Repeat all the records, precisely as given.

[Excerpts from an interface dataset]
********

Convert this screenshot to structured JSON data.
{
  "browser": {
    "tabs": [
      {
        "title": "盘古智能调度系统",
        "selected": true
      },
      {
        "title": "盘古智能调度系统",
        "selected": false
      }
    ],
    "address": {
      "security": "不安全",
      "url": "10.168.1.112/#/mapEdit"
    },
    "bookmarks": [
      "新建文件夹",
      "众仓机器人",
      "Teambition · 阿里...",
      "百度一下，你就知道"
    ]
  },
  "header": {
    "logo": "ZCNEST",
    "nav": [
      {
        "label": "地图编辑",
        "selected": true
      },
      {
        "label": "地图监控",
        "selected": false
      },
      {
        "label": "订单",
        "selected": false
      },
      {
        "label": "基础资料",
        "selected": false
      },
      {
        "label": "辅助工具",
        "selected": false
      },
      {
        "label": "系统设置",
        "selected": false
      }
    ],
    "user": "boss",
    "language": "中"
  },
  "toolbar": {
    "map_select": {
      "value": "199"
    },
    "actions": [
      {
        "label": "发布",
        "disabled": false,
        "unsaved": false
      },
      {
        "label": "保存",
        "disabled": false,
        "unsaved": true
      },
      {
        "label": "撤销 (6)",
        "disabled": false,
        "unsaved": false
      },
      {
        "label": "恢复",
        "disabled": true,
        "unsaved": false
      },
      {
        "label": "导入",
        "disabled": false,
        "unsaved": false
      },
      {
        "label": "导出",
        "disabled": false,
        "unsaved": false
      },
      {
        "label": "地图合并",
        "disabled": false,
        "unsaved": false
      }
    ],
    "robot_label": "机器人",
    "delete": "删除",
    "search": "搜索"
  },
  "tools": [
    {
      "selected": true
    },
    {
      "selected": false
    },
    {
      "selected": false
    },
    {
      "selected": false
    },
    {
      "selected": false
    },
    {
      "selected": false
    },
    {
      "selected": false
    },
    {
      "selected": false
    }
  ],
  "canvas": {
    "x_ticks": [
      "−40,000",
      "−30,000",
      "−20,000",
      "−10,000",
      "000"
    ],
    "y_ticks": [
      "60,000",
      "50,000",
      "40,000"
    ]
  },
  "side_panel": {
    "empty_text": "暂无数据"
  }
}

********

Written response –
Convert this screenshot to structured JSON data.
{
  "browser": {
    "tabs": [
      {
        "title": "盘古智能调度系统",
        "selected": true
      },
      {
        "title": "盘古智能调度系统",
        "selected": false
      }
    ],
    "address": {
      "security": "不安全",
      "url": "10.168.1.112/#/mapEdit"
    },
    "bookmarks": [
      "新建文件夹",
      "众仓机器人",
      "Teambition · 阿里...",
      "百度一下，你就知道"
    ]
  },
  "header": {
    "logo": "ZCNEST",
    "nav": [
      {
        "label": "地图编辑",
        "selected": true
      },
      {
        "label": "地图监控",
        "selected": false
      },
      {
        "label": "订单",
        "selected": false
      },
      {
        "label": "基础资料",
        "selected": false
      },
      {
        "label": "辅助工具",
        "selected": false
      },
      {
        "label": "系统设置",
        "selected": false
      }
    ],
    "user": "boss",
    "language": "中"
  },
  "toolbar": {
    "map_select": {
      "value": "199"
    },
    "actions": [
      {
        "label": "发布",
        "disabled": false,
        "unsaved": false
      },
      {
        "label": "保存",
        "disabled": false,
        "unsaved": true
      },
      {
        "label": "撤销 (6)",
        "disabled": false,
        "unsaved": false
      },
      {
        "label": "恢复",
        "disabled": true,
        "unsaved": false
      },
      {
        "label": "导入",
        "disabled": false,
        "unsaved": false
      },
      {
        "label": "导出",
        "disabled": false,
        "unsaved": false
      },
      {
        "label": "地图合并",
        "disabled": false,
        "unsaved": false
      }
    ],
    "robot_label": "机器人",
    "delete": "删除",
    "search": "搜索"
  },
  "tools": [
    {
      "selected": true
    },
    {
      "selected": false
    },
    {
      "selected": false
    },
    {
      "selected": false
    },
    {
      "selected": false
    },
    {
      "selected": false
    },
    {
      "selected": false
    },
    {
      "selected": false
    }
  ],
  "canvas": {
    "x_ticks": [
      "−40,000",
      "−30,000",
      "−20,000",
      "−10,000",
      "000"
    ],
    "y_ticks": [
      "60,000",
      "50,000",
      "40,000"
    ]
  },
  "side_panel": {
    "empty_text": "暂无数据"
  }
}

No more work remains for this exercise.